=== Begin Enclosure ===

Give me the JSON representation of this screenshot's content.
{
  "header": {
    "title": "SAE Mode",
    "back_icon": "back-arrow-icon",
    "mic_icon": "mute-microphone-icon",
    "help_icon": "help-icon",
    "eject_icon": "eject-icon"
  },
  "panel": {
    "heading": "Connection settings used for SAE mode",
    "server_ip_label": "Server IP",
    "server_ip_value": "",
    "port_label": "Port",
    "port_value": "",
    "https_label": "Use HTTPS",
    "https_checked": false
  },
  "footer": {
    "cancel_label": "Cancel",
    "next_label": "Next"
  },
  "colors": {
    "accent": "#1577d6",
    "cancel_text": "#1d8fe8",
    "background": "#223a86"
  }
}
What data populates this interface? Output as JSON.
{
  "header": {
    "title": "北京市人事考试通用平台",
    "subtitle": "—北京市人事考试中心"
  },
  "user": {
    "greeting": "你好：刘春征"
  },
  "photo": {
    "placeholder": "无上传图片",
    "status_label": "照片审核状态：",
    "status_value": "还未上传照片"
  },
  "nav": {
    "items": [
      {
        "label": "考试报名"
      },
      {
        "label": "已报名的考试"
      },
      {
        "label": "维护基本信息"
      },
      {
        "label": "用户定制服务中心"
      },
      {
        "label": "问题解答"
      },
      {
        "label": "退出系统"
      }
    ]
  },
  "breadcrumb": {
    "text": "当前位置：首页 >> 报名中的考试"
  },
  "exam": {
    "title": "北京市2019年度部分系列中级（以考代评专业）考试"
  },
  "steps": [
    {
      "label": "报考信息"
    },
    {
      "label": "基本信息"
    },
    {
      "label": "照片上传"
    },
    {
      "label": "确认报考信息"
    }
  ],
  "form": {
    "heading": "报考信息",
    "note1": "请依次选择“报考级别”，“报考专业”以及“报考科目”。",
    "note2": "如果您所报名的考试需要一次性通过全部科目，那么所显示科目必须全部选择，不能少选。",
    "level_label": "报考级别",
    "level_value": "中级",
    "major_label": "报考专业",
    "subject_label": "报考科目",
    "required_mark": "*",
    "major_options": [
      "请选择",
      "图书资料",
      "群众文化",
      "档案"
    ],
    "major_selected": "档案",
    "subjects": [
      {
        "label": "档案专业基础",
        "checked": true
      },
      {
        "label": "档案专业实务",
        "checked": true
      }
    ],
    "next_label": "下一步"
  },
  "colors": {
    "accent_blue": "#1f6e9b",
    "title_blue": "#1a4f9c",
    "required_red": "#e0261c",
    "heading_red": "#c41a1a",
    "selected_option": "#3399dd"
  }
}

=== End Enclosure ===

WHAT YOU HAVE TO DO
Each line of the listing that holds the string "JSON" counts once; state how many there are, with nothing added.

SOLUTION TO THE EXERCISE
2